(Excerpts from an interface dataset)
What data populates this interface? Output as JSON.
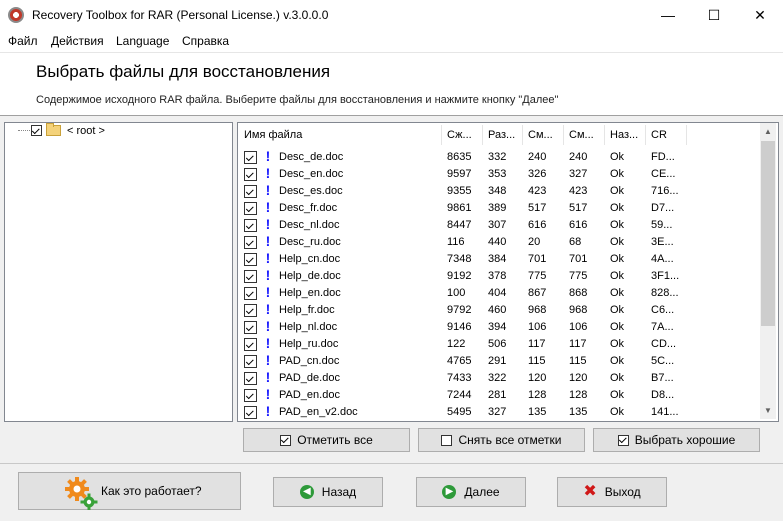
{
  "window": {
    "title": "Recovery Toolbox for RAR (Personal License.) v.3.0.0.0",
    "min_glyph": "—",
    "max_glyph": "☐",
    "close_glyph": "✕"
  },
  "menu": [
    "Файл",
    "Действия",
    "Language",
    "Справка"
  ],
  "header": {
    "title": "Выбрать файлы для восстановления",
    "subtitle": "Содержимое исходного RAR файла. Выберите файлы для восстановления и нажмите кнопку \"Далее\""
  },
  "tree": {
    "root_label": "< root >"
  },
  "columns": [
    "Имя файла",
    "Сж...",
    "Раз...",
    "См...",
    "См...",
    "Наз...",
    "CR"
  ],
  "rows": [
    [
      "Desc_de.doc",
      "8635",
      "332",
      "240",
      "240",
      "Ok",
      "FD..."
    ],
    [
      "Desc_en.doc",
      "9597",
      "353",
      "326",
      "327",
      "Ok",
      "CE..."
    ],
    [
      "Desc_es.doc",
      "9355",
      "348",
      "423",
      "423",
      "Ok",
      "716..."
    ],
    [
      "Desc_fr.doc",
      "9861",
      "389",
      "517",
      "517",
      "Ok",
      "D7..."
    ],
    [
      "Desc_nl.doc",
      "8447",
      "307",
      "616",
      "616",
      "Ok",
      "59..."
    ],
    [
      "Desc_ru.doc",
      "116",
      "440",
      "20",
      "68",
      "Ok",
      "3E..."
    ],
    [
      "Help_cn.doc",
      "7348",
      "384",
      "701",
      "701",
      "Ok",
      "4A..."
    ],
    [
      "Help_de.doc",
      "9192",
      "378",
      "775",
      "775",
      "Ok",
      "3F1..."
    ],
    [
      "Help_en.doc",
      "100",
      "404",
      "867",
      "868",
      "Ok",
      "828..."
    ],
    [
      "Help_fr.doc",
      "9792",
      "460",
      "968",
      "968",
      "Ok",
      "C6..."
    ],
    [
      "Help_nl.doc",
      "9146",
      "394",
      "106",
      "106",
      "Ok",
      "7A..."
    ],
    [
      "Help_ru.doc",
      "122",
      "506",
      "117",
      "117",
      "Ok",
      "CD..."
    ],
    [
      "PAD_cn.doc",
      "4765",
      "291",
      "115",
      "115",
      "Ok",
      "5C..."
    ],
    [
      "PAD_de.doc",
      "7433",
      "322",
      "120",
      "120",
      "Ok",
      "B7..."
    ],
    [
      "PAD_en.doc",
      "7244",
      "281",
      "128",
      "128",
      "Ok",
      "D8..."
    ],
    [
      "PAD_en_v2.doc",
      "5495",
      "327",
      "135",
      "135",
      "Ok",
      "141..."
    ]
  ],
  "row_mark": "!",
  "scroll": {
    "up": "▲",
    "down": "▼"
  },
  "actions": {
    "check_all": "Отметить все",
    "uncheck_all": "Снять все отметки",
    "select_good": "Выбрать хорошие"
  },
  "footer": {
    "how_it_works": "Как это работает?",
    "back": "Назад",
    "next": "Далее",
    "exit": "Выход",
    "back_glyph": "◀",
    "next_glyph": "▶",
    "exit_glyph": "✖"
  },
  "colors": {
    "accent_blue": "#1a1aff",
    "ok_green": "#2e9a3a",
    "exit_red": "#d01818"
  }
}
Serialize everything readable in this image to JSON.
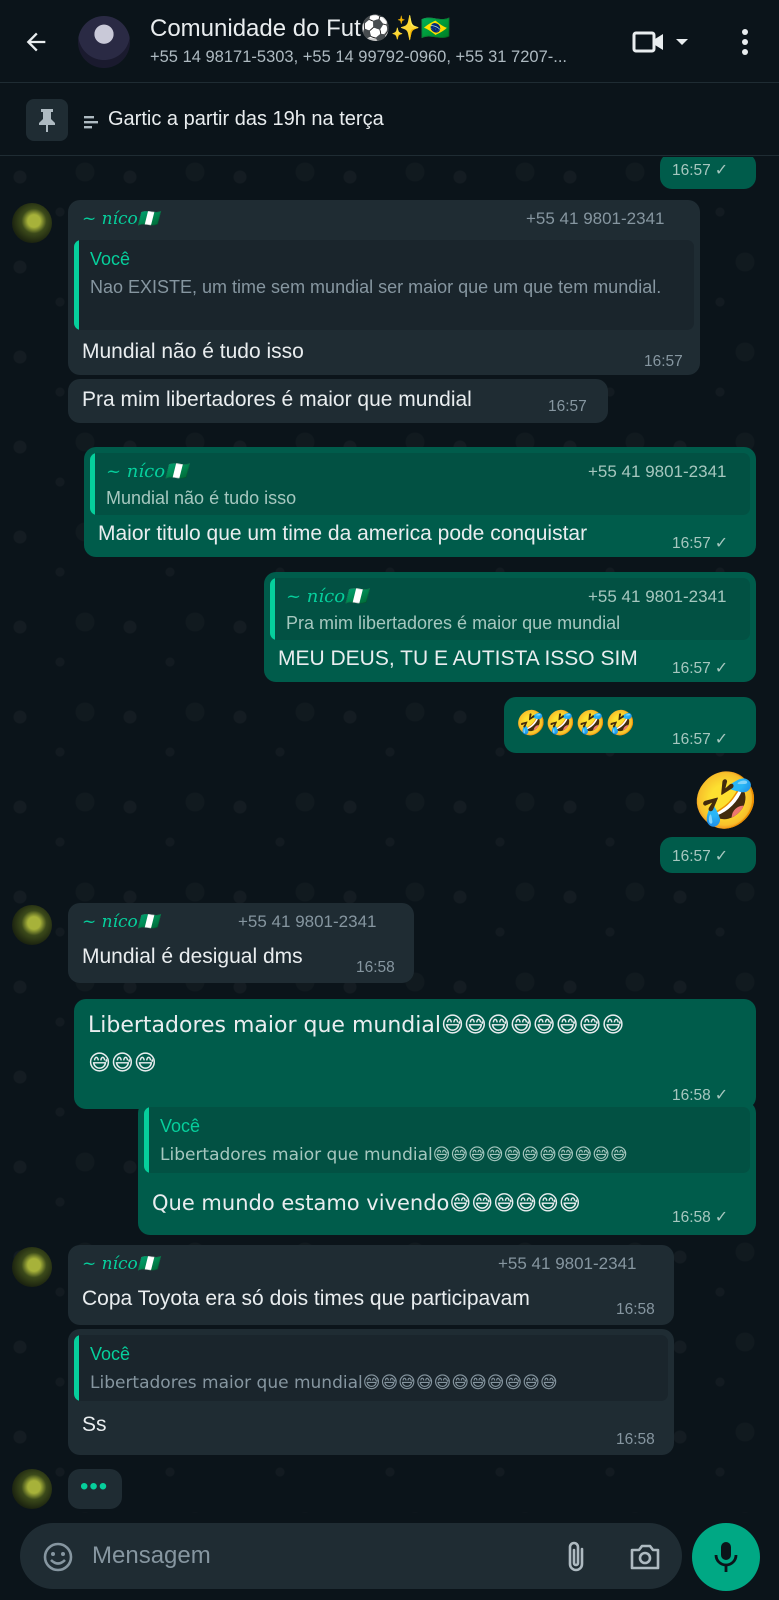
{
  "header": {
    "title": "Comunidade do Fut⚽✨🇧🇷",
    "subtitle": "+55 14 98171-5303, +55 14 99792-0960, +55 31 7207-..."
  },
  "pinned": {
    "text": "Gartic a partir das 19h na terça"
  },
  "messages": [
    {
      "time": "16:57"
    },
    {
      "sender": "~ níco🇳🇬",
      "phone": "+55 41 9801-2341",
      "quote_name": "Você",
      "quote_text": "Nao EXISTE, um time sem mundial ser maior que um que tem mundial.",
      "text": "Mundial não é tudo isso",
      "time": "16:57"
    },
    {
      "text": "Pra mim libertadores é maior que mundial",
      "time": "16:57"
    },
    {
      "quote_name": "~ níco🇳🇬",
      "quote_phone": "+55 41 9801-2341",
      "quote_text": "Mundial não é tudo isso",
      "text": "Maior titulo que um time da america pode conquistar",
      "time": "16:57"
    },
    {
      "quote_name": "~ níco🇳🇬",
      "quote_phone": "+55 41 9801-2341",
      "quote_text": "Pra mim libertadores é maior que mundial",
      "text": "MEU DEUS, TU E AUTISTA ISSO SIM",
      "time": "16:57"
    },
    {
      "text": "🤣🤣🤣🤣",
      "time": "16:57"
    },
    {
      "text": "🤣",
      "time": "16:57"
    },
    {
      "sender": "~ níco🇳🇬",
      "phone": "+55 41 9801-2341",
      "text": "Mundial é desigual dms",
      "time": "16:58"
    },
    {
      "text": "Libertadores maior que mundial😅😅😅😅😅😅😅😅",
      "text2": "😅😅😅",
      "time": "16:58"
    },
    {
      "quote_name": "Você",
      "quote_text": "Libertadores maior que mundial😅😅😅😅😅😅😅😅😅😅😅",
      "text": "Que mundo estamo vivendo😅😅😅😅😅😅",
      "time": "16:58"
    },
    {
      "sender": "~ níco🇳🇬",
      "phone": "+55 41 9801-2341",
      "text": "Copa Toyota era só dois times que participavam",
      "time": "16:58"
    },
    {
      "quote_name": "Você",
      "quote_text": "Libertadores maior que mundial😅😅😅😅😅😅😅😅😅😅😅",
      "text": "Ss",
      "time": "16:58"
    }
  ],
  "typing": "•••",
  "composer": {
    "placeholder": "Mensagem"
  },
  "icons": [
    "back-arrow-icon",
    "video-call-icon",
    "chevron-down-icon",
    "more-vert-icon",
    "pin-icon",
    "emoji-icon",
    "attach-icon",
    "camera-icon",
    "mic-icon",
    "check-icon"
  ],
  "colors": {
    "background": "#0b141a",
    "incoming": "#1f2c33",
    "outgoing": "#005c4b",
    "accent": "#00a884",
    "quote_name": "#06cf9c"
  }
}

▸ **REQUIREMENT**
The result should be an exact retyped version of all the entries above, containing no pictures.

▸ **SOLUTION TO THIS EXERCISE**
What data populates this interface? Output as JSON.
{
  "window": {
    "title": "Recovery Toolbox for RAR (Personal License.) v.3.0.0.0",
    "min_glyph": "—",
    "max_glyph": "☐",
    "close_glyph": "✕"
  },
  "menu": [
    "Файл",
    "Действия",
    "Language",
    "Справка"
  ],
  "header": {
    "title": "Выбрать файлы для восстановления",
    "subtitle": "Содержимое исходного RAR файла. Выберите файлы для восстановления и нажмите кнопку \"Далее\""
  },
  "tree": {
    "root_label": "< root >"
  },
  "columns": [
    "Имя файла",
    "Сж...",
    "Раз...",
    "См...",
    "См...",
    "Наз...",
    "CR"
  ],
  "rows": [
    [
      "Desc_de.doc",
      "8635",
      "332",
      "240",
      "240",
      "Ok",
      "FD..."
    ],
    [
      "Desc_en.doc",
      "9597",
      "353",
      "326",
      "327",
      "Ok",
      "CE..."
    ],
    [
      "Desc_es.doc",
      "9355",
      "348",
      "423",
      "423",
      "Ok",
      "716..."
    ],
    [
      "Desc_fr.doc",
      "9861",
      "389",
      "517",
      "517",
      "Ok",
      "D7..."
    ],
    [
      "Desc_nl.doc",
      "8447",
      "307",
      "616",
      "616",
      "Ok",
      "59..."
    ],
    [
      "Desc_ru.doc",
      "116",
      "440",
      "20",
      "68",
      "Ok",
      "3E..."
    ],
    [
      "Help_cn.doc",
      "7348",
      "384",
      "701",
      "701",
      "Ok",
      "4A..."
    ],
    [
      "Help_de.doc",
      "9192",
      "378",
      "775",
      "775",
      "Ok",
      "3F1..."
    ],
    [
      "Help_en.doc",
      "100",
      "404",
      "867",
      "868",
      "Ok",
      "828..."
    ],
    [
      "Help_fr.doc",
      "9792",
      "460",
      "968",
      "968",
      "Ok",
      "C6..."
    ],
    [
      "Help_nl.doc",
      "9146",
      "394",
      "106",
      "106",
      "Ok",
      "7A..."
    ],
    [
      "Help_ru.doc",
      "122",
      "506",
      "117",
      "117",
      "Ok",
      "CD..."
    ],
    [
      "PAD_cn.doc",
      "4765",
      "291",
      "115",
      "115",
      "Ok",
      "5C..."
    ],
    [
      "PAD_de.doc",
      "7433",
      "322",
      "120",
      "120",
      "Ok",
      "B7..."
    ],
    [
      "PAD_en.doc",
      "7244",
      "281",
      "128",
      "128",
      "Ok",
      "D8..."
    ],
    [
      "PAD_en_v2.doc",
      "5495",
      "327",
      "135",
      "135",
      "Ok",
      "141..."
    ]
  ],
  "row_mark": "!",
  "scroll": {
    "up": "▲",
    "down": "▼"
  },
  "actions": {
    "check_all": "Отметить все",
    "uncheck_all": "Снять все отметки",
    "select_good": "Выбрать хорошие"
  },
  "footer": {
    "how_it_works": "Как это работает?",
    "back": "Назад",
    "next": "Далее",
    "exit": "Выход",
    "back_glyph": "◀",
    "next_glyph": "▶",
    "exit_glyph": "✖"
  },
  "colors": {
    "accent_blue": "#1a1aff",
    "ok_green": "#2e9a3a",
    "exit_red": "#d01818"
  }
}
Serialize everything readable in this image to JSON.
{
  "header": {
    "title": "Comunidade do Fut⚽✨🇧🇷",
    "subtitle": "+55 14 98171-5303, +55 14 99792-0960, +55 31 7207-..."
  },
  "pinned": {
    "text": "Gartic a partir das 19h na terça"
  },
  "messages": [
    {
      "time": "16:57"
    },
    {
      "sender": "~ níco🇳🇬",
      "phone": "+55 41 9801-2341",
      "quote_name": "Você",
      "quote_text": "Nao EXISTE, um time sem mundial ser maior que um que tem mundial.",
      "text": "Mundial não é tudo isso",
      "time": "16:57"
    },
    {
      "text": "Pra mim libertadores é maior que mundial",
      "time": "16:57"
    },
    {
      "quote_name": "~ níco🇳🇬",
      "quote_phone": "+55 41 9801-2341",
      "quote_text": "Mundial não é tudo isso",
      "text": "Maior titulo que um time da america pode conquistar",
      "time": "16:57"
    },
    {
      "quote_name": "~ níco🇳🇬",
      "quote_phone": "+55 41 9801-2341",
      "quote_text": "Pra mim libertadores é maior que mundial",
      "text": "MEU DEUS, TU E AUTISTA ISSO SIM",
      "time": "16:57"
    },
    {
      "text": "🤣🤣🤣🤣",
      "time": "16:57"
    },
    {
      "text": "🤣",
      "time": "16:57"
    },
    {
      "sender": "~ níco🇳🇬",
      "phone": "+55 41 9801-2341",
      "text": "Mundial é desigual dms",
      "time": "16:58"
    },
    {
      "text": "Libertadores maior que mundial😅😅😅😅😅😅😅😅",
      "text2": "😅😅😅",
      "time": "16:58"
    },
    {
      "quote_name": "Você",
      "quote_text": "Libertadores maior que mundial😅😅😅😅😅😅😅😅😅😅😅",
      "text": "Que mundo estamo vivendo😅😅😅😅😅😅",
      "time": "16:58"
    },
    {
      "sender": "~ níco🇳🇬",
      "phone": "+55 41 9801-2341",
      "text": "Copa Toyota era só dois times que participavam",
      "time": "16:58"
    },
    {
      "quote_name": "Você",
      "quote_text": "Libertadores maior que mundial😅😅😅😅😅😅😅😅😅😅😅",
      "text": "Ss",
      "time": "16:58"
    }
  ],
  "typing": "•••",
  "composer": {
    "placeholder": "Mensagem"
  },
  "icons": [
    "back-arrow-icon",
    "video-call-icon",
    "chevron-down-icon",
    "more-vert-icon",
    "pin-icon",
    "emoji-icon",
    "attach-icon",
    "camera-icon",
    "mic-icon",
    "check-icon"
  ],
  "colors": {
    "background": "#0b141a",
    "incoming": "#1f2c33",
    "outgoing": "#005c4b",
    "accent": "#00a884",
    "quote_name": "#06cf9c"
  }
}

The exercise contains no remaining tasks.